Exercise data:
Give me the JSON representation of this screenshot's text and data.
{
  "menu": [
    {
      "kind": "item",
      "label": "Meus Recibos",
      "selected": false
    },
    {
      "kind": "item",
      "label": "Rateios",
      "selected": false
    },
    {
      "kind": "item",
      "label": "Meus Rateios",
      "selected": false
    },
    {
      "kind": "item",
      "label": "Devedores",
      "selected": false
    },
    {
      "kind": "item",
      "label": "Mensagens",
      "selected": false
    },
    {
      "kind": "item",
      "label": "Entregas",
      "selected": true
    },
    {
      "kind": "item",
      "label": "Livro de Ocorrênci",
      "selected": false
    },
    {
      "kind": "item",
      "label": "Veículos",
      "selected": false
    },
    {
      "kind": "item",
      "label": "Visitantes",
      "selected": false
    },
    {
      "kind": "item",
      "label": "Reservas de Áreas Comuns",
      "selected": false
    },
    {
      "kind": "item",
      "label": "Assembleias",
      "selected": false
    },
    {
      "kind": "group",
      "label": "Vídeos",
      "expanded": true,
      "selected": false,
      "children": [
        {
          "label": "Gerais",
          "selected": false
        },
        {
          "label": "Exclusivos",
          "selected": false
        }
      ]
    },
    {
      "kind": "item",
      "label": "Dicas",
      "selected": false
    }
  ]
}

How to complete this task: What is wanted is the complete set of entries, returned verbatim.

Answer section:
Give me the JSON representation of this screenshot's text and data.
{
  "menu": [
    {
      "kind": "item",
      "label": "Meus Recibos",
      "selected": false
    },
    {
      "kind": "item",
      "label": "Rateios",
      "selected": false
    },
    {
      "kind": "item",
      "label": "Meus Rateios",
      "selected": false
    },
    {
      "kind": "item",
      "label": "Devedores",
      "selected": false
    },
    {
      "kind": "item",
      "label": "Mensagens",
      "selected": false
    },
    {
      "kind": "item",
      "label": "Entregas",
      "selected": true
    },
    {
      "kind": "item",
      "label": "Livro de Ocorrênci",
      "selected": false
    },
    {
      "kind": "item",
      "label": "Veículos",
      "selected": false
    },
    {
      "kind": "item",
      "label": "Visitantes",
      "selected": false
    },
    {
      "kind": "item",
      "label": "Reservas de Áreas Comuns",
      "selected": false
    },
    {
      "kind": "item",
      "label": "Assembleias",
      "selected": false
    },
    {
      "kind": "group",
      "label": "Vídeos",
      "expanded": true,
      "selected": false,
      "children": [
        {
          "label": "Gerais",
          "selected": false
        },
        {
          "label": "Exclusivos",
          "selected": false
        }
      ]
    },
    {
      "kind": "item",
      "label": "Dicas",
      "selected": false
    }
  ]
}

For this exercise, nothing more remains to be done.